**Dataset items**
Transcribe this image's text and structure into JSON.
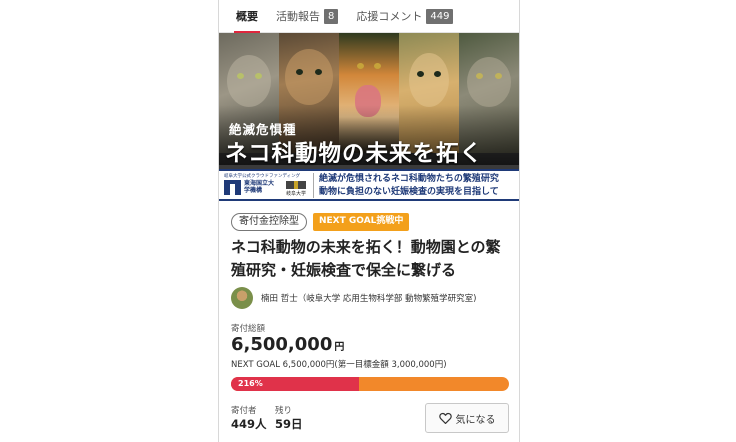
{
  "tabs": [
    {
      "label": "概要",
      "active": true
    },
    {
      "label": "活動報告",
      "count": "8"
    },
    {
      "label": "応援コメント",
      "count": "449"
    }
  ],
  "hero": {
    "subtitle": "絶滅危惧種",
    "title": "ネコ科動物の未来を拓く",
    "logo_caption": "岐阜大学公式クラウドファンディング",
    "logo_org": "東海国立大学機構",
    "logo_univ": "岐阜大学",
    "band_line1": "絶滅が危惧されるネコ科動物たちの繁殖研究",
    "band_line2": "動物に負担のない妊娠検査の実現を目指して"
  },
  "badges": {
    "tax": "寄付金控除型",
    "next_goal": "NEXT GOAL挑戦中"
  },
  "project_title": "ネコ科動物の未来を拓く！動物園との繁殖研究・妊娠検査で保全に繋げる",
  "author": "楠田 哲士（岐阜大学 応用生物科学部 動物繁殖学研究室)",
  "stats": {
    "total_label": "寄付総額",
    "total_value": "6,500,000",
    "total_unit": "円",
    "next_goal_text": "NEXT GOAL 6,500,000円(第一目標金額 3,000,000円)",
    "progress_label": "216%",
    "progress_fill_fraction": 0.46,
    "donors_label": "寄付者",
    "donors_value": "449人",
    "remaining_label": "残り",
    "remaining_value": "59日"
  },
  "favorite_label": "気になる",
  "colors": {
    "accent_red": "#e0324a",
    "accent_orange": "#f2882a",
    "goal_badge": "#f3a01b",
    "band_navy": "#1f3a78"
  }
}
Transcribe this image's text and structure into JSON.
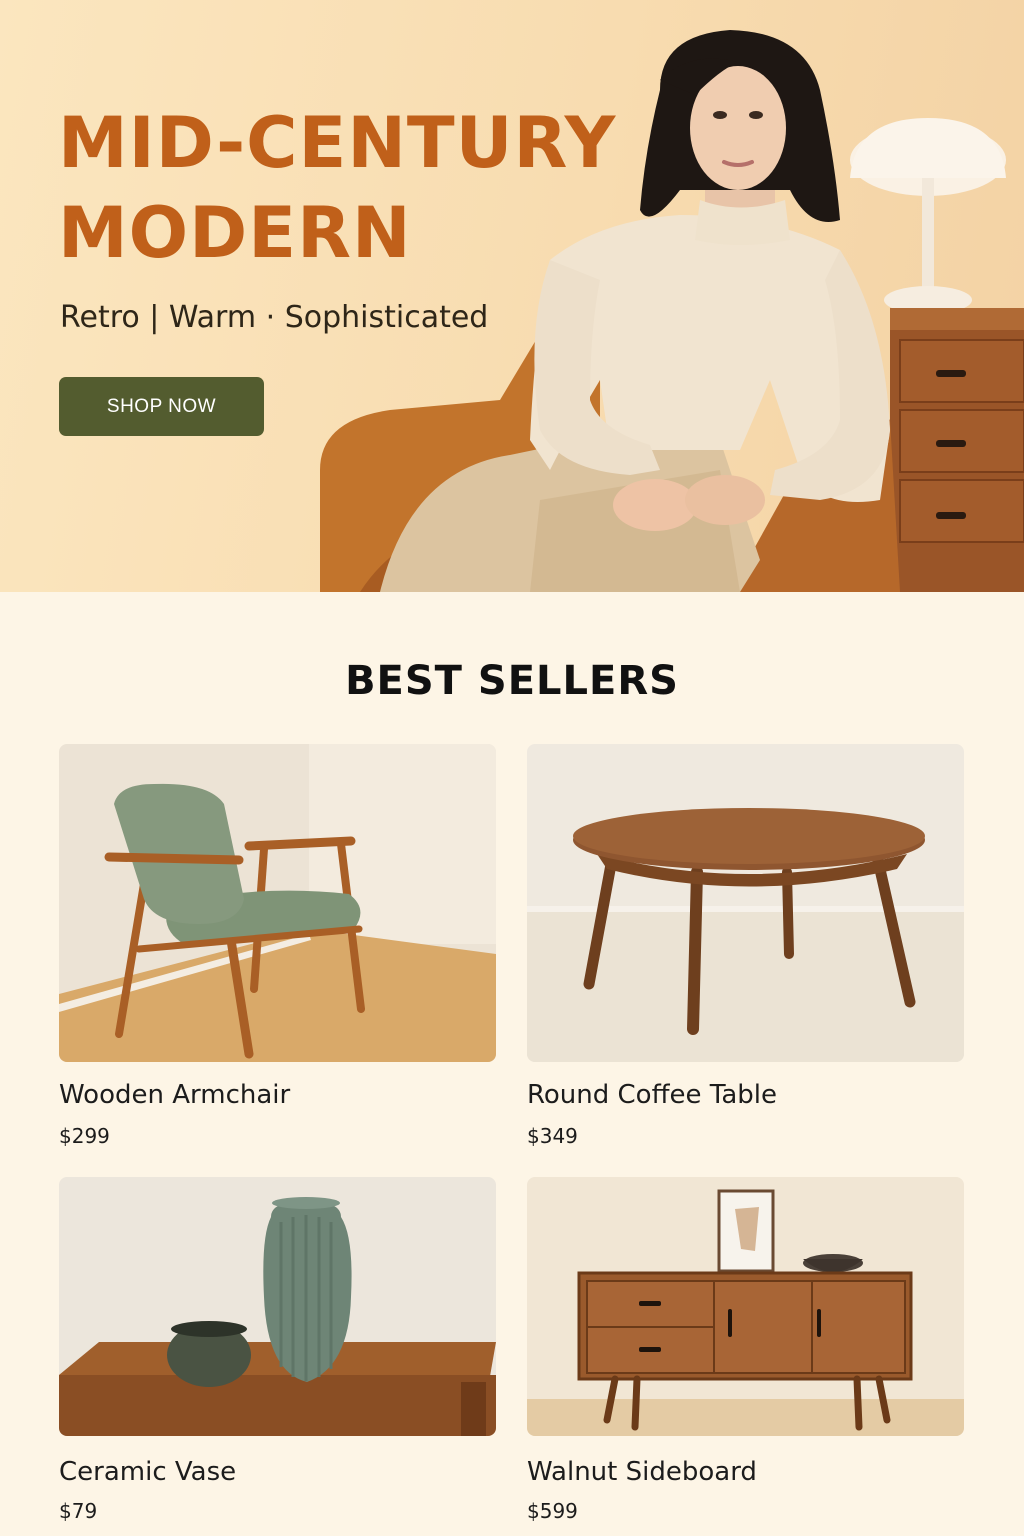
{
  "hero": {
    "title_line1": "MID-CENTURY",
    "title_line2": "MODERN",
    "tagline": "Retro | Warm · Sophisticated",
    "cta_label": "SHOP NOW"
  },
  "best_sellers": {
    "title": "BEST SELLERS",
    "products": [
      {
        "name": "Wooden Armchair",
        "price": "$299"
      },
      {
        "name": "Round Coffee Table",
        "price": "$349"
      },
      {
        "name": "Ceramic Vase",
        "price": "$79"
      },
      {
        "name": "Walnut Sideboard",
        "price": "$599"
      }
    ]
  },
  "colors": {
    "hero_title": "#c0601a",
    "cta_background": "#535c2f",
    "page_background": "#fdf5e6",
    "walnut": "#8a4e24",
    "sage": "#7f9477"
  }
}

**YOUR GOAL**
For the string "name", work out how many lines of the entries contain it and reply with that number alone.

**RESULT OF THIS EXERCISE**
4